Friday, January 20, 2012

Danny's Review on The Flint Heart

The Flint Heart
Authors: Katherine Paterson & John Paterson
Illustrator: John Rocco
Publisher: Candlewick Press
Release Date: September 27, 2011
Format: Hardcover
Pages: 304
Source: Bought
Rating: Escapable
Challenge: None
Extras: Website, Trailer
Buy at: Amazon
An ambitious Stone Age man demands a talisman that will harden his heart, allowing him to take control of his tribe. Against his better judgment, the tribe’s magic man creates the Flint Heart, but the cruelty of it causes the destruction of the tribe. Thousands of years later, the talisman reemerges to corrupt a kindly farmer, an innocent fairy creature, and a familial badger. Can Charles and his sister Unity, who have consulted with fairies such as the mysterious Zagabog, wisest creature in the universe, find a way to rescue humans, fairies, and animals alike from the dark influence of the Flint Heart? This humorous, hearty, utterly delightful fairy tale is the sort for an entire family to savor together or an adventurous youngster to devour.
The illustrations for this book are really fascinating. It was the main reason why I picked up this book.
At the first blow, the flint split into three pieces, the center of which was a bright black heart with a hole right through it. Fum was astounded.
This is only going to be a short review, because I don’t want to give anything away.
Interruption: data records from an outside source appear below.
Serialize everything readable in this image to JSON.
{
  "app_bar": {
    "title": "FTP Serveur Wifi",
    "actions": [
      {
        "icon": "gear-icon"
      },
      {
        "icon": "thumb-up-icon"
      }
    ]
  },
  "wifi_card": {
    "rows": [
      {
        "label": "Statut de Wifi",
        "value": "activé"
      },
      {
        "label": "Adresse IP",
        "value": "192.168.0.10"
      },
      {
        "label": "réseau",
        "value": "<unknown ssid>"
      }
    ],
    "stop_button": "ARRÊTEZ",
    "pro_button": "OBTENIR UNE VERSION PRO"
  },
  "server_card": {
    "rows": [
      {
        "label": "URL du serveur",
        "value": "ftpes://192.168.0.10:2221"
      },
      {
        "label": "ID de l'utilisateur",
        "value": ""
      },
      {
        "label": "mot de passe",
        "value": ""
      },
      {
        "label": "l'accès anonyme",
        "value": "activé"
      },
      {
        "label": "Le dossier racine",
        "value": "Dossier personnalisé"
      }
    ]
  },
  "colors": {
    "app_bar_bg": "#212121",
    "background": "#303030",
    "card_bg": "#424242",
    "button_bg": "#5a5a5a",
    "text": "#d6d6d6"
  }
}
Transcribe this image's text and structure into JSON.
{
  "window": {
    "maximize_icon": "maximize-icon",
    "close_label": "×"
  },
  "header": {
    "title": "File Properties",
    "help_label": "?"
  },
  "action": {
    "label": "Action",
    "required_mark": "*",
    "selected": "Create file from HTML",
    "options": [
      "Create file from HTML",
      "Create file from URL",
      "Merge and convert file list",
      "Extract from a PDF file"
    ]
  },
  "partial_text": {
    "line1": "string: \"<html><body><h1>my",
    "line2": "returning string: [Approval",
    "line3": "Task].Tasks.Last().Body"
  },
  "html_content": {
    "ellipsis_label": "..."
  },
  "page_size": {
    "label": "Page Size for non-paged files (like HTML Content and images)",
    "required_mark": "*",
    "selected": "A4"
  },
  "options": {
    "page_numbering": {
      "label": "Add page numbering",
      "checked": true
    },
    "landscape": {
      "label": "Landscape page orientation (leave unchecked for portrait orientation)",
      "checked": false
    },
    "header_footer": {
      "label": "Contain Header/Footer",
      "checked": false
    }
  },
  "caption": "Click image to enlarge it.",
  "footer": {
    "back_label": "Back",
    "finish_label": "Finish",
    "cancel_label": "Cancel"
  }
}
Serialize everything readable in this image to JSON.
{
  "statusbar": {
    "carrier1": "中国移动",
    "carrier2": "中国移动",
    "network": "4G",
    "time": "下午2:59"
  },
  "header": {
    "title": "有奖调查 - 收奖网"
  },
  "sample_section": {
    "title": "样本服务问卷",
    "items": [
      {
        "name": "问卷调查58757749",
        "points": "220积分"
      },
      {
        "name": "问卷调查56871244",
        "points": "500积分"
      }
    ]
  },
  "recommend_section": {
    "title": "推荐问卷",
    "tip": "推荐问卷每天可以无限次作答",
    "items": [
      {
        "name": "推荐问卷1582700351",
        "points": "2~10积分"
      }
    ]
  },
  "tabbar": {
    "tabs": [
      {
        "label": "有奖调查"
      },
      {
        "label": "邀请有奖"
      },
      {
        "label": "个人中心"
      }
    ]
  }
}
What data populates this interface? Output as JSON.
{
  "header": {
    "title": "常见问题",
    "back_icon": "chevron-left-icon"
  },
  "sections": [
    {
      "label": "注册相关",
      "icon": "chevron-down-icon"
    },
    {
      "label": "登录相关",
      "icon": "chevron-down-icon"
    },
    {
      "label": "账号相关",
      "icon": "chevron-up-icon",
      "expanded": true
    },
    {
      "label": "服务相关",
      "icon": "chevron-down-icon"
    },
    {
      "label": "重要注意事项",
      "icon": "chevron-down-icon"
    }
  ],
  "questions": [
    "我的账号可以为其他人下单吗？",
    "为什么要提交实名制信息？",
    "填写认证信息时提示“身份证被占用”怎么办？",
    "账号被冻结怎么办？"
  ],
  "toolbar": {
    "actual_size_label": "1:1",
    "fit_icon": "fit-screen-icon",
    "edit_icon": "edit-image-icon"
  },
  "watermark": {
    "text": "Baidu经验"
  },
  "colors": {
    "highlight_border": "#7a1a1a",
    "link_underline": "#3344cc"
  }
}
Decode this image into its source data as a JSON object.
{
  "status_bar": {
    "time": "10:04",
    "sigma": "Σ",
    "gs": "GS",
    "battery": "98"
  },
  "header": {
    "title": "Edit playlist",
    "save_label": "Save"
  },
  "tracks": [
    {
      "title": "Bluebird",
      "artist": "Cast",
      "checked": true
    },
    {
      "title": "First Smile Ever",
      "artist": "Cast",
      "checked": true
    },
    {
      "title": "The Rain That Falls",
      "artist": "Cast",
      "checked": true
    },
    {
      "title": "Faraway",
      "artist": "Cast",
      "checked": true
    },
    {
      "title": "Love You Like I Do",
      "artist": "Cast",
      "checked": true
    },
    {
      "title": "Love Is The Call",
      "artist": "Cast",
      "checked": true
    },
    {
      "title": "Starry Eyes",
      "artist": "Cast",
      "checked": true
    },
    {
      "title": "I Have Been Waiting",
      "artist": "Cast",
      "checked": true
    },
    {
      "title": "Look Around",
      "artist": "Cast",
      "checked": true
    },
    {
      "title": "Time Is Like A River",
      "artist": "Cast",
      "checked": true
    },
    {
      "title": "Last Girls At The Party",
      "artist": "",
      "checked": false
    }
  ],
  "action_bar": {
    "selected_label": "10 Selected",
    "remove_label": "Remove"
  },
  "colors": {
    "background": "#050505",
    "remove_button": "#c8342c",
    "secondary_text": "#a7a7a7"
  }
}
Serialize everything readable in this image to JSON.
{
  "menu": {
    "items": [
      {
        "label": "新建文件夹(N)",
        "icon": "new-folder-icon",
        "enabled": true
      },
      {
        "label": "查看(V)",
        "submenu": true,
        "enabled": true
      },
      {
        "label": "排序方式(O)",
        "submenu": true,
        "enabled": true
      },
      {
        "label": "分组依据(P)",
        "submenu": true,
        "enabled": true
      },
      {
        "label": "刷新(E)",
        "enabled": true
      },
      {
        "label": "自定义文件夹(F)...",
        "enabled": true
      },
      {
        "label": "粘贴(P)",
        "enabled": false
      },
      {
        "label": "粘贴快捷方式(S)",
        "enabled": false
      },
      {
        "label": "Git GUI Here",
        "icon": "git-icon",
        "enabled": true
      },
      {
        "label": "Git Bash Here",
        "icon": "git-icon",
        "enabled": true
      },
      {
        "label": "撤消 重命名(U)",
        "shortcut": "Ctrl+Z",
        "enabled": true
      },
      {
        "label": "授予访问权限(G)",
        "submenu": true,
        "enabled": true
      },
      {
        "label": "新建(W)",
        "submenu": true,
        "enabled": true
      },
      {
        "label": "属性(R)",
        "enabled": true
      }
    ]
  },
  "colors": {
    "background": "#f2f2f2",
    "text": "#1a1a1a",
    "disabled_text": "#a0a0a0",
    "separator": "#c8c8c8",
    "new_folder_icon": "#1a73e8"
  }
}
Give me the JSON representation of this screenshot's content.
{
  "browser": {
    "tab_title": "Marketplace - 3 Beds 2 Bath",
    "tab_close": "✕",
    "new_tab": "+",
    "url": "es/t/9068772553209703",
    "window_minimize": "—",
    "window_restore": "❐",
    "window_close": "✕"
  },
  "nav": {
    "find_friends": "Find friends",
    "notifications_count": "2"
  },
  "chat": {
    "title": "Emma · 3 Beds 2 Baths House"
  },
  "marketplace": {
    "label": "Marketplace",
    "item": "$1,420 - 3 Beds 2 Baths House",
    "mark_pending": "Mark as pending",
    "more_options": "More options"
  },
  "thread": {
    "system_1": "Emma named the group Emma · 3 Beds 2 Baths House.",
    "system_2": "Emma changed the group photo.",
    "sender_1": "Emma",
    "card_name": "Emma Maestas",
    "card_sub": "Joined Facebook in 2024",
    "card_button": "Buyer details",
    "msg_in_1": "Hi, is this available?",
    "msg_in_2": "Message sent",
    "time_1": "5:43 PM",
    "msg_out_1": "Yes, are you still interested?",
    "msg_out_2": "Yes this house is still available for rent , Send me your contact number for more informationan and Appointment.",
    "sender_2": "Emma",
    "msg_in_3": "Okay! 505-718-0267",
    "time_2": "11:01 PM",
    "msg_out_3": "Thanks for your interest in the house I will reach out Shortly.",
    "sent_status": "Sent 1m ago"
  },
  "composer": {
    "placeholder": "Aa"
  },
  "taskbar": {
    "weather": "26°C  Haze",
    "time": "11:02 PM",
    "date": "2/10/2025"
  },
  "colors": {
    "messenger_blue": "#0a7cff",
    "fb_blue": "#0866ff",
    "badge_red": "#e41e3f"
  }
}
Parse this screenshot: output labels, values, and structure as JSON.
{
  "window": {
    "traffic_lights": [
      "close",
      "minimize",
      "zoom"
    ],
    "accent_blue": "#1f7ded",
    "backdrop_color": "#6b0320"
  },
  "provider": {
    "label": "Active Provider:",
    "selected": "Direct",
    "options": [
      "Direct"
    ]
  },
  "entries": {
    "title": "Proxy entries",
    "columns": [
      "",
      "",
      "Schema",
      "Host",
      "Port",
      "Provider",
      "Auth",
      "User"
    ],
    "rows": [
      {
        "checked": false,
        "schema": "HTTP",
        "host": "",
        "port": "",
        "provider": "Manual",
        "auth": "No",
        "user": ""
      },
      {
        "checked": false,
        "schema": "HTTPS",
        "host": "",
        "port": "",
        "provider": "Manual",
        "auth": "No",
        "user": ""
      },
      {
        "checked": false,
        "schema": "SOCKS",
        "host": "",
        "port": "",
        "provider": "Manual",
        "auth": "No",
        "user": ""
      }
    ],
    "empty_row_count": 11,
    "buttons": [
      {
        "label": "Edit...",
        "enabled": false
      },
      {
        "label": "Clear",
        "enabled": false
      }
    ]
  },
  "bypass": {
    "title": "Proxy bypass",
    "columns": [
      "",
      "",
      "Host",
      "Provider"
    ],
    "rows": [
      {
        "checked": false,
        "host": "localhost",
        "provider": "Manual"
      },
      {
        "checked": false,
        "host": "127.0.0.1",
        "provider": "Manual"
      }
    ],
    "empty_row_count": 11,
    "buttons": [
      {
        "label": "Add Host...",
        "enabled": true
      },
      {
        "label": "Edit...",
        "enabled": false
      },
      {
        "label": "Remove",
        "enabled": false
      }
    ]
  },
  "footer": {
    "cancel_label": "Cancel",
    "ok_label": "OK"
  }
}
The Flint Heart is an object made by a magical man named Fum during the stone ages. The Flint Heart may appear to be just a rock with a hole in it, but it is actually quite powerful. Anyone who wears it will succeed at getting power but will also lose themselves into evil. Phutt was already kind of mean, but he was even more evil with the Flint Heart. Once he died, Fum buried the heart with him.

Now in present time, a farmer has come across the Flint Heart. His wife and children are the ones that suffer the most from the evil that has overcame their father. The children decide they need help to bring back their good hearted father. They decide to send Charles, the most sensible and intelligent child, to search help from the fairies.

The Flint Heart affects many others in the story, which brings a lot of problems for the main characters to solve.

The story was wonderful with all the characters and illustrations. My little brother and I really did enjoy reading it together, so I suggest you picking yourself a copy to read to your children or siblings. I think this book is my brother’s favorite next to the Spiderwick Chronicles.
The Flint Heart is about to make it’s way to the big screen… this year! Check out more info |HERE|.

1 comment:

  1. This sounds like a wonderful book. I really like the cover.